┌──

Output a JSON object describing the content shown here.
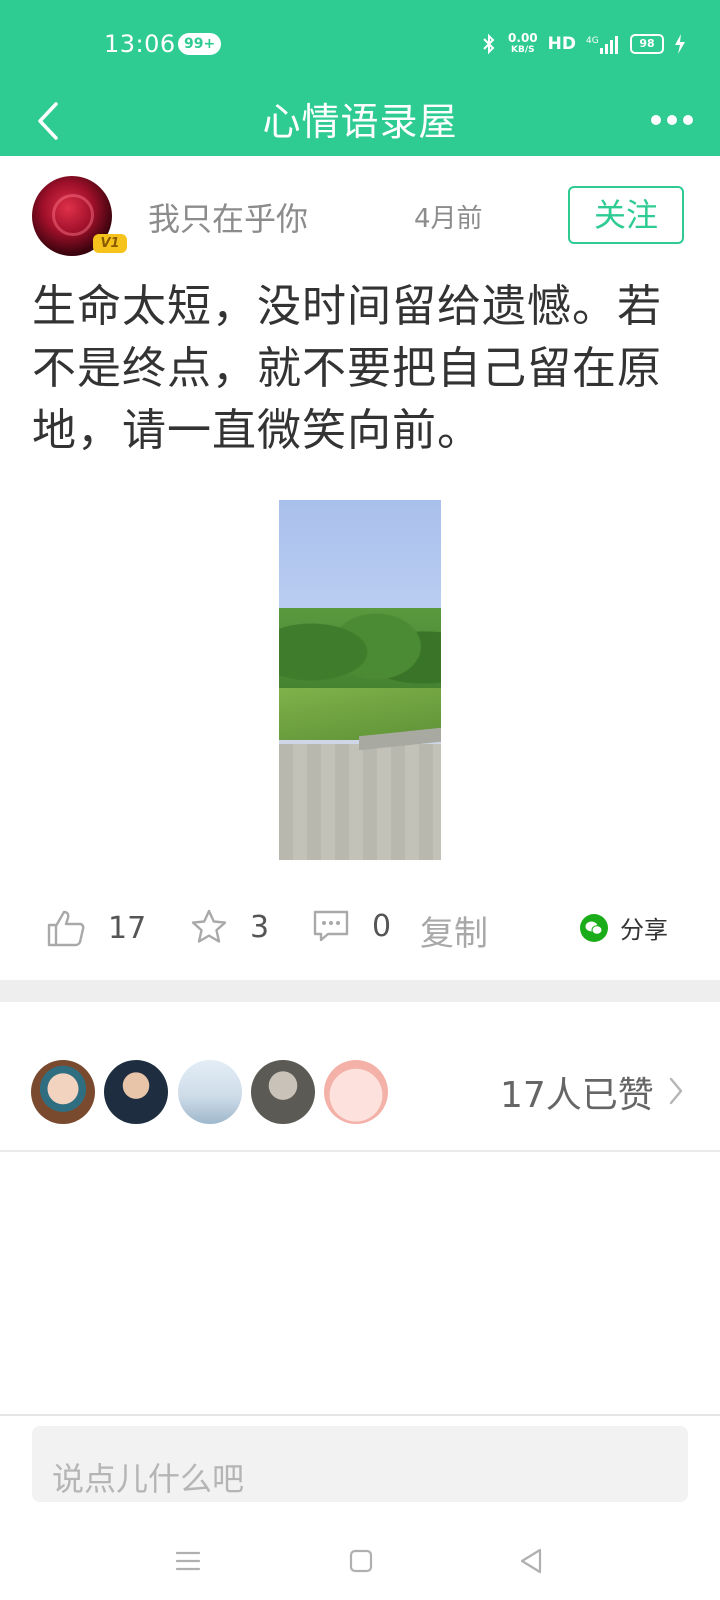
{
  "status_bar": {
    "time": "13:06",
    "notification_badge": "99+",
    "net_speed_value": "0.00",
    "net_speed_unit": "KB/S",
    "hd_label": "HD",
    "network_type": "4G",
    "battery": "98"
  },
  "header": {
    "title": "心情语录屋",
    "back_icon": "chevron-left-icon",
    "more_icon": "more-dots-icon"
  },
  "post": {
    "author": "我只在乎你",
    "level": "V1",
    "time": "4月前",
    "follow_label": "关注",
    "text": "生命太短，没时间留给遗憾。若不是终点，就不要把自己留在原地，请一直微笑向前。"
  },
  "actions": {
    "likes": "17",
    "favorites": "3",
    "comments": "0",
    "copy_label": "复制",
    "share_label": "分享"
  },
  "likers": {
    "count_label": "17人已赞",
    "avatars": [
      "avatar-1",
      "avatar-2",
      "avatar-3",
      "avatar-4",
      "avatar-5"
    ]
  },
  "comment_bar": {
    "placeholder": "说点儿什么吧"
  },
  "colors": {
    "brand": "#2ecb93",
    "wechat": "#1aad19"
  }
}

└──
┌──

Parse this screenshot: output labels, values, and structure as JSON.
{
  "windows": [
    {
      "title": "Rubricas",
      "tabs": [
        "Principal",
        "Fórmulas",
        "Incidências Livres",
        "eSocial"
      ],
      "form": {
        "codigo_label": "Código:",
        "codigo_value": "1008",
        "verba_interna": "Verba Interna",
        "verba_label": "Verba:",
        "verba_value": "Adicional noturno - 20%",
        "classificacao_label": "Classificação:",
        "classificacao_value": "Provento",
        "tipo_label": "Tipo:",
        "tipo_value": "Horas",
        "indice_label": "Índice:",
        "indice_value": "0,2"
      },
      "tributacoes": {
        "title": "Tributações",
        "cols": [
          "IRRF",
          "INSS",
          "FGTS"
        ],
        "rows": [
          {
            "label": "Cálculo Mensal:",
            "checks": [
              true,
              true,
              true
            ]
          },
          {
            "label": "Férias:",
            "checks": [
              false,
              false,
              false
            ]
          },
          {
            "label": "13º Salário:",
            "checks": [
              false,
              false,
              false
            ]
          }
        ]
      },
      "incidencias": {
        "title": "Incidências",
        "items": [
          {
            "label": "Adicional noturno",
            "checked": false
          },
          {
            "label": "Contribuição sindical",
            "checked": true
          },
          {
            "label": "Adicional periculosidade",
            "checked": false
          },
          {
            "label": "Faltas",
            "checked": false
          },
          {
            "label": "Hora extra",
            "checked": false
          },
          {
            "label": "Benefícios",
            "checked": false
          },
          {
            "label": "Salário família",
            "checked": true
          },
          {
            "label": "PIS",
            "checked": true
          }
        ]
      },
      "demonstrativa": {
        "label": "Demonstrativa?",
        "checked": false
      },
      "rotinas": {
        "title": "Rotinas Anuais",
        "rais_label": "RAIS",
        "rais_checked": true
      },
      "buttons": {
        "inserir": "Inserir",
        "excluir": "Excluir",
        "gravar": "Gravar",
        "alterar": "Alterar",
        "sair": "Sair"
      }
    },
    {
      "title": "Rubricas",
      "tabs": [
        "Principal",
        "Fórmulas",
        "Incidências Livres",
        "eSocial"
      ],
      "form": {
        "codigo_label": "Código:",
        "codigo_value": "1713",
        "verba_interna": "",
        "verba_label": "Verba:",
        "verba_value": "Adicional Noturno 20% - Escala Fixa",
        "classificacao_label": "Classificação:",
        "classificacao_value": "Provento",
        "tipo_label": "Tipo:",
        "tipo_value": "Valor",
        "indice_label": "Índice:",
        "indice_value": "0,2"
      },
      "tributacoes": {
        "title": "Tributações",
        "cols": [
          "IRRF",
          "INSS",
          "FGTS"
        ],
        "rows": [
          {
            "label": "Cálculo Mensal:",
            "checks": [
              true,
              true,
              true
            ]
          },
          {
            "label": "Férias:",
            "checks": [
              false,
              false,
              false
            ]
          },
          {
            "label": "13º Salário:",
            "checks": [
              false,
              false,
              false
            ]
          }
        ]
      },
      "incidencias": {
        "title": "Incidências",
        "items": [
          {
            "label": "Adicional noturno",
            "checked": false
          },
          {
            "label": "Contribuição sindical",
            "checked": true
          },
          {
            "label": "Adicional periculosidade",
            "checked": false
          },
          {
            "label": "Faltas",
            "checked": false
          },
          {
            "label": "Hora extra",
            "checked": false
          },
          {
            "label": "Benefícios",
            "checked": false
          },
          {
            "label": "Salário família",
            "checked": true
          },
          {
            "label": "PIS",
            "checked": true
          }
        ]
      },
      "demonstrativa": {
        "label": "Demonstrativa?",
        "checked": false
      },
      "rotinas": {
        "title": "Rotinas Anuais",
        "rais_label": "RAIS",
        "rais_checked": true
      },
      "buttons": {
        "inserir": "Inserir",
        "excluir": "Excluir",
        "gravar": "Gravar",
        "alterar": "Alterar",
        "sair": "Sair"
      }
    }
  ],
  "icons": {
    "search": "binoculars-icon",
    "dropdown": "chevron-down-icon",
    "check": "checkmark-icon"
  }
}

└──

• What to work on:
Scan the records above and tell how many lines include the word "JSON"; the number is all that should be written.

• Written solution:
2